**Exercise requirements:** Below are records; say how many of their lines include the word "title", giving nothing but the number.

==========

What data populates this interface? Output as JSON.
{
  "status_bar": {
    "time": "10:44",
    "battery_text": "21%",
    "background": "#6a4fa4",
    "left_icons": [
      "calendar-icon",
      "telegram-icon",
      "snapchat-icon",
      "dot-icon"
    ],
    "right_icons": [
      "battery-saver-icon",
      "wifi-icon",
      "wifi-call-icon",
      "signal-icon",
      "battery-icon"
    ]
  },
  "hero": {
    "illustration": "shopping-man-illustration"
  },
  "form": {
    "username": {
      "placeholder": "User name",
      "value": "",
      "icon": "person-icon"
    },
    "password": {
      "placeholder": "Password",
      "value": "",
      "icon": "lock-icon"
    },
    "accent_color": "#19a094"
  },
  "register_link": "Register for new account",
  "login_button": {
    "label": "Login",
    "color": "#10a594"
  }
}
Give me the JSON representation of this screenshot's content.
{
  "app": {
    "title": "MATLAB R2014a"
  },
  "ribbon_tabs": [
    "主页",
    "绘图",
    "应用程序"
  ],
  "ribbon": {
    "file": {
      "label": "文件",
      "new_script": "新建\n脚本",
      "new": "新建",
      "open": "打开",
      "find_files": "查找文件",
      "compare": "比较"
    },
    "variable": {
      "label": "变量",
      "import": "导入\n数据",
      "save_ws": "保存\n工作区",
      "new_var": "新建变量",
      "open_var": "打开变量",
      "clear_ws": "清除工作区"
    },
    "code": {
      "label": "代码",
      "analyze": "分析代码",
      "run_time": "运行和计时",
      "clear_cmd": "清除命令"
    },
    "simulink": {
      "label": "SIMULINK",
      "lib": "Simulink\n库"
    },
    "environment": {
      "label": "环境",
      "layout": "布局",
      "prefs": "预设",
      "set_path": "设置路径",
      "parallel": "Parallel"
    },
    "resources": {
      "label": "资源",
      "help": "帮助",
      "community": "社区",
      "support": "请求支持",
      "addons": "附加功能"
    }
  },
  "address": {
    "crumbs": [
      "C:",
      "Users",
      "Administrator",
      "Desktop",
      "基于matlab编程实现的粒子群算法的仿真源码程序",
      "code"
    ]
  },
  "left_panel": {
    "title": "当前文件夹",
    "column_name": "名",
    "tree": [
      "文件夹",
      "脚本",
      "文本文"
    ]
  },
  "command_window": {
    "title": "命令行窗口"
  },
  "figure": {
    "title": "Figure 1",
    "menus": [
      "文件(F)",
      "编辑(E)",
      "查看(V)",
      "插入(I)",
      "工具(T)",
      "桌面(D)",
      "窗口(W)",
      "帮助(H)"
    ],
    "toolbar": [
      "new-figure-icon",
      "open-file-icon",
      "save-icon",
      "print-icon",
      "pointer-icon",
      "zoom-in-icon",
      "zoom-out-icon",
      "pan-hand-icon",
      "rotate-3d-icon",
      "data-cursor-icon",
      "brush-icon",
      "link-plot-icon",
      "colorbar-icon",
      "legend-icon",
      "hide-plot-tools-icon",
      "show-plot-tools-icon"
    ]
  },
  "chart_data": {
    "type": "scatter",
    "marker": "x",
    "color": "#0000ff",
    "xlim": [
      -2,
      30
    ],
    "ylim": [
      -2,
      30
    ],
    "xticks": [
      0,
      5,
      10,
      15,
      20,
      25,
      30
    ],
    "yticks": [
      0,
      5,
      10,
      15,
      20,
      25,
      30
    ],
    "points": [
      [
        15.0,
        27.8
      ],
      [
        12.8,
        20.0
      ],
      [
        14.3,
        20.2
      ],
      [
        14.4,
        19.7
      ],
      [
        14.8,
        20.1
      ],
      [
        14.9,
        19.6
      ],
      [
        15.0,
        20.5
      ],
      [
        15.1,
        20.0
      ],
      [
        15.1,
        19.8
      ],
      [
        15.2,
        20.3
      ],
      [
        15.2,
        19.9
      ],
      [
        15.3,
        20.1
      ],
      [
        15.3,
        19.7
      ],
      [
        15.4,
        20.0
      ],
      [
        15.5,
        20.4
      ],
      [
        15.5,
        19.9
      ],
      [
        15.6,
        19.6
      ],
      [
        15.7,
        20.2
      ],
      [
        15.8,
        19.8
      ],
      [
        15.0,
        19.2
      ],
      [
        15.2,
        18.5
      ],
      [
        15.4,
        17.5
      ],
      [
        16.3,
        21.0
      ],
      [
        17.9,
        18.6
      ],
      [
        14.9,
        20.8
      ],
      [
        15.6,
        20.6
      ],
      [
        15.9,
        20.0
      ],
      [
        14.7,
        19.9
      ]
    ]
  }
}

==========

**Completed exercise:** 4